Pyruvate decarboxylation or pyruvate oxidation, also known as link reaction, is the conversion of pyruvate into acetyl-CoA by the enzyme complex pyruvate dehydrogenase complex.[1][2]

Pyruvate dehydrogenase complex reaction

The reaction may be simplied as

1 Pyruvate + 1 NAD+ + CoA → 1 Acetyl-CoA + NADH + CO2 + H+

Pyruvate oxidation is the step that connects glycolysis and the Krebs cycle. In glycolysis, a single glucose molecule (6 carbons) is split into 2 pyruvates (3 carbons each), hence link reaction occurs twice for each glucose molecule to produce a total of 2 acetyl-CoA molecules, which can then enter the Krebs cycle.

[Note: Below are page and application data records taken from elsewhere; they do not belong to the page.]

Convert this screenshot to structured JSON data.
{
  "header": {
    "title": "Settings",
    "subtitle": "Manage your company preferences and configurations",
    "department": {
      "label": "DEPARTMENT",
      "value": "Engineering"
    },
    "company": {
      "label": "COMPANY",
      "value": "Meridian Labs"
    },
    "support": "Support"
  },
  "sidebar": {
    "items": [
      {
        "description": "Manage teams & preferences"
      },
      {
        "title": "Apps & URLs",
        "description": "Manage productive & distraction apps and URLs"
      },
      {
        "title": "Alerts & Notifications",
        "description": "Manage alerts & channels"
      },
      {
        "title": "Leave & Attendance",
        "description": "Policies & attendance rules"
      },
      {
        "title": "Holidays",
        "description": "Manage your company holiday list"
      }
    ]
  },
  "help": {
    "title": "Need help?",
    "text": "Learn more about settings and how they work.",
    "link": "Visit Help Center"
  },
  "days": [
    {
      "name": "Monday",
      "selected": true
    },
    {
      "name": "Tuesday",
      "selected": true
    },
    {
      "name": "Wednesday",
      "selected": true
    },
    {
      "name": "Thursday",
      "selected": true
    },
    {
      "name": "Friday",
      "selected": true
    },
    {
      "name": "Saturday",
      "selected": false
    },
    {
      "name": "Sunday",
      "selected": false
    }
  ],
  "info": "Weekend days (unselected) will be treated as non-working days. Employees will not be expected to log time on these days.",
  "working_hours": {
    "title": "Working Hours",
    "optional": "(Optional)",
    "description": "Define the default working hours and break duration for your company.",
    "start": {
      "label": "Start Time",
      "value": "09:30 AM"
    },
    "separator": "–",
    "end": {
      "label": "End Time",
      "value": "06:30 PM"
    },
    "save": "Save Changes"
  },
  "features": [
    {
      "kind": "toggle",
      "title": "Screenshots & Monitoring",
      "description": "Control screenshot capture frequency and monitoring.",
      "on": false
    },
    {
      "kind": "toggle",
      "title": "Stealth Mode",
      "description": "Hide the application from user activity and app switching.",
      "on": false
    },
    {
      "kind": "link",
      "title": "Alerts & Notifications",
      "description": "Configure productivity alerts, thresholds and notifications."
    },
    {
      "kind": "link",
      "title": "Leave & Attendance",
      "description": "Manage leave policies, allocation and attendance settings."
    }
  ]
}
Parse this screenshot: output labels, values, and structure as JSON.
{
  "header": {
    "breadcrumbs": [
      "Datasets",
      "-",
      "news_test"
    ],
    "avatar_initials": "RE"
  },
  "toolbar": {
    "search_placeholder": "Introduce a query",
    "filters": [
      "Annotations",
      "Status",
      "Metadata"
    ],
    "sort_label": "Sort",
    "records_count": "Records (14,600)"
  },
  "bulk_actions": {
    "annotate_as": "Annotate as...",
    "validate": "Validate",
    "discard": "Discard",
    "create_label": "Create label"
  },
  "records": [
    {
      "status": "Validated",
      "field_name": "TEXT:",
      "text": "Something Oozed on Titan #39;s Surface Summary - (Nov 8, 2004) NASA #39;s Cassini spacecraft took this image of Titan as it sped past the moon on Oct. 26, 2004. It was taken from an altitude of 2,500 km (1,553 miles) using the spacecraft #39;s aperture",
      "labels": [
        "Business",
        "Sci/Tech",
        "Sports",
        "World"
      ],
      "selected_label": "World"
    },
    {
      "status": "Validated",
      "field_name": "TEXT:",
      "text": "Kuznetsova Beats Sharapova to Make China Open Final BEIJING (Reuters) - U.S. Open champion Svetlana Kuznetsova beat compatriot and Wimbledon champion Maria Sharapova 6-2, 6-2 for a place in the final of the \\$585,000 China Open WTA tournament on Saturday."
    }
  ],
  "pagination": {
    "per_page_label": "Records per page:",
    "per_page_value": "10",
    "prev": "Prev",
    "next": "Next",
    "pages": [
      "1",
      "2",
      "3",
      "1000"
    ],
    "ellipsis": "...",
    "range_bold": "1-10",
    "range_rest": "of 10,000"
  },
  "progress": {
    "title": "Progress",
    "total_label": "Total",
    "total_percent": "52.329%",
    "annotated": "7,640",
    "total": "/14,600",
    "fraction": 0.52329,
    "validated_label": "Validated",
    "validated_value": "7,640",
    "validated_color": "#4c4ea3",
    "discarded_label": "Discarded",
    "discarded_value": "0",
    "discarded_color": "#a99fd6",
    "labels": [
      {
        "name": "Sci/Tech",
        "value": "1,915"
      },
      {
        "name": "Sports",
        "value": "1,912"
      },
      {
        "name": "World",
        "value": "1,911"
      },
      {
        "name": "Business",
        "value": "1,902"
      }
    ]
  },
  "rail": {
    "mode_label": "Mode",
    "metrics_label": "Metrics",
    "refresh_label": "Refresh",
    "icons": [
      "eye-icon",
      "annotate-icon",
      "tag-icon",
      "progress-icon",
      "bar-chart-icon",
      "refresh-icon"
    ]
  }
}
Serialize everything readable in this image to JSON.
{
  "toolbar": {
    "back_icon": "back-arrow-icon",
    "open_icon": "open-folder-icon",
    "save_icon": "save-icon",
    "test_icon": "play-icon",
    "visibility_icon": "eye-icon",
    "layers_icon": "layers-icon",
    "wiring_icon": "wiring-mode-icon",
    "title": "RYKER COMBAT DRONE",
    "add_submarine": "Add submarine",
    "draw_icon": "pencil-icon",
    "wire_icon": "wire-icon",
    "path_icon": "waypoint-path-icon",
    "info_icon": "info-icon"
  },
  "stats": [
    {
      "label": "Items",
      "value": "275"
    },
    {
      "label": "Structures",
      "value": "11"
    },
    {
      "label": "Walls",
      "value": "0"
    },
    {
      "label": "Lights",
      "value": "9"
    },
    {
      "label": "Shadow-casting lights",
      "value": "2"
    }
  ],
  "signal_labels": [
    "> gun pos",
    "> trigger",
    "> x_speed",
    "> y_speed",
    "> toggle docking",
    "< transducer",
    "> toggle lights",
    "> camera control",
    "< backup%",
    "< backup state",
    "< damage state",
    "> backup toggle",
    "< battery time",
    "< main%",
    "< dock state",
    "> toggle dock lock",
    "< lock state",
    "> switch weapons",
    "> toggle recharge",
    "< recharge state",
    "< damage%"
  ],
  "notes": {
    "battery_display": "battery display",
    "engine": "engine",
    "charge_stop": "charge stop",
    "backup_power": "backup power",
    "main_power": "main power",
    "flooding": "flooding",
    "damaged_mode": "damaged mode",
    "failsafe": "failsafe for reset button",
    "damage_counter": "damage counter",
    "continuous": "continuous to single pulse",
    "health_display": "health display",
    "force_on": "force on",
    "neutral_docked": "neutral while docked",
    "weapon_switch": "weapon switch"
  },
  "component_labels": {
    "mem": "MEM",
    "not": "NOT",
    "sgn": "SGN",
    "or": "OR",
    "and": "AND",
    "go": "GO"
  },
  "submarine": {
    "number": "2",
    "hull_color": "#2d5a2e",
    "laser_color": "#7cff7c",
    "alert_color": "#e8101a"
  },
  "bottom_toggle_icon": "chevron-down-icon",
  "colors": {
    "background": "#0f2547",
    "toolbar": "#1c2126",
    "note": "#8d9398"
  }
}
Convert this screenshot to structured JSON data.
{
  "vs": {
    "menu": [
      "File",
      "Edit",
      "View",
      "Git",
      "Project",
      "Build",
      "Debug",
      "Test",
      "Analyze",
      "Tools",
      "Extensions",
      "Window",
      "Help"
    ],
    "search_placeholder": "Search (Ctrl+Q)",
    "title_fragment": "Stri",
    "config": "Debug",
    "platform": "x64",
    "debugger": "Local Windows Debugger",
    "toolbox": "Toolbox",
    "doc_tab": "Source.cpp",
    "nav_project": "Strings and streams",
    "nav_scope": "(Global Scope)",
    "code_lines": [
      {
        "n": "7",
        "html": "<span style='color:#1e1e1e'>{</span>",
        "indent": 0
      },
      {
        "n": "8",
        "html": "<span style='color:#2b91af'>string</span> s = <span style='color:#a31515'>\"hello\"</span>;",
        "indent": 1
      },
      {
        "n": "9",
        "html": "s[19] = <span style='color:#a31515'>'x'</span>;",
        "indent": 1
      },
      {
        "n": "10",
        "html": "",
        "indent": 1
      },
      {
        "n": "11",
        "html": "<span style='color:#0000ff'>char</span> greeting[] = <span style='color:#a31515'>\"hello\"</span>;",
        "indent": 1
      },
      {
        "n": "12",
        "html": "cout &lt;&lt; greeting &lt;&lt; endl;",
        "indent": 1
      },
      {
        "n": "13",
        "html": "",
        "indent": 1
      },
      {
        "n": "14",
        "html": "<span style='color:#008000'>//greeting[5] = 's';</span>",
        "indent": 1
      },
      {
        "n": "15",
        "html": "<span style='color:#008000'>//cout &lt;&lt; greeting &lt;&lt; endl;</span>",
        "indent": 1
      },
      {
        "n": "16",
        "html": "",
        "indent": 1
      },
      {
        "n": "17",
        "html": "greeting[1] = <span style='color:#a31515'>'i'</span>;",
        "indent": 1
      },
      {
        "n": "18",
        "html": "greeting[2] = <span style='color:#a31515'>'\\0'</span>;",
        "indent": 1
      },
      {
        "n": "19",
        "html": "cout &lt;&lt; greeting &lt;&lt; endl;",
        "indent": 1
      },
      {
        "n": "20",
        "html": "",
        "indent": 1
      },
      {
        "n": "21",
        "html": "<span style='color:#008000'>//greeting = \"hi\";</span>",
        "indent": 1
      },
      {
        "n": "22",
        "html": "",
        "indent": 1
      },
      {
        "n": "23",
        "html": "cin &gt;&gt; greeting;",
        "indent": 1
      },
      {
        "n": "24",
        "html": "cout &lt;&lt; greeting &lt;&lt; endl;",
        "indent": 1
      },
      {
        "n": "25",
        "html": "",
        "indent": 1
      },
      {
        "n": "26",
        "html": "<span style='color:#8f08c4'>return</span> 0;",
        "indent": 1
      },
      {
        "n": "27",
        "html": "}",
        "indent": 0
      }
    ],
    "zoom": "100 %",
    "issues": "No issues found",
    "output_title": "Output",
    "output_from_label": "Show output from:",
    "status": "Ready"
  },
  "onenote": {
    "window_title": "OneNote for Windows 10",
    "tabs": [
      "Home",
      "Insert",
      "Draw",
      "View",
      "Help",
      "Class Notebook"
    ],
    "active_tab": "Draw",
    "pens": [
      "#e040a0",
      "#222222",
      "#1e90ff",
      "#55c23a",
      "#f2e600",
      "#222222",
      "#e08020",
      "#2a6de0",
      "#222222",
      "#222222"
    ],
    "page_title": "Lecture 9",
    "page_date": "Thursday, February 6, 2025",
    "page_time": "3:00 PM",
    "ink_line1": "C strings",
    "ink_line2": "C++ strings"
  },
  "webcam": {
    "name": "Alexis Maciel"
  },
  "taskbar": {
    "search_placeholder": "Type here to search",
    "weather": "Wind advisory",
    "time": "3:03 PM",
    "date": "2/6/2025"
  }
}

Energy-generating ions and molecules such as amino acids and carbohydrates enter the Krebs Cycle as acetyl coenzyme A and oxidize in the cycle.[3] The pyruvate dehydrogenase complex (PDC) catalyzes the decarboxylation of pyruvate resulting in the synthesis of acetyl-CoA, CO2, and NADH. In eukaryotes, this enzyme complex regulates pyruvate metabolism and ensures homeostasis of glucose during the absorptive and post-absorptive state metabolism[4]. As the Krebs Cycle occurs in the mitochondrial matrix, the pyruvate generated during glycolysis in the cytosol is transported across the inner mitochondrial membrane by a pyruvate carrier under aerobic conditions.

ReferencesEdit

  1. ^ "Pyruvate oxidation". Khanacademy.org. Retrieved 25 January 2018.
  2. ^ "Pyruvate Oxidation". Oregonstate.edu. Retrieved 25 January 2018.
  3. ^ Stryer, Lubert; Tymoczko, John L.; Berg, Jeremy M. (2002). "The Citric Acid Cycle". Biochemistry. 5th edition.
  4. ^ Jordan, Frank; Furey, William; Nemeria, Natalia S.; Patel, Mulchand S. (2014-06-13). "The Pyruvate Dehydrogenase Complexes: Structure-based Function and Regulation". Journal of Biological Chemistry. 289 (24): 16615–16623. doi:10.1074/jbc.R114.563148. ISSN 1083-351X. PMC 4059105. PMID 24798336.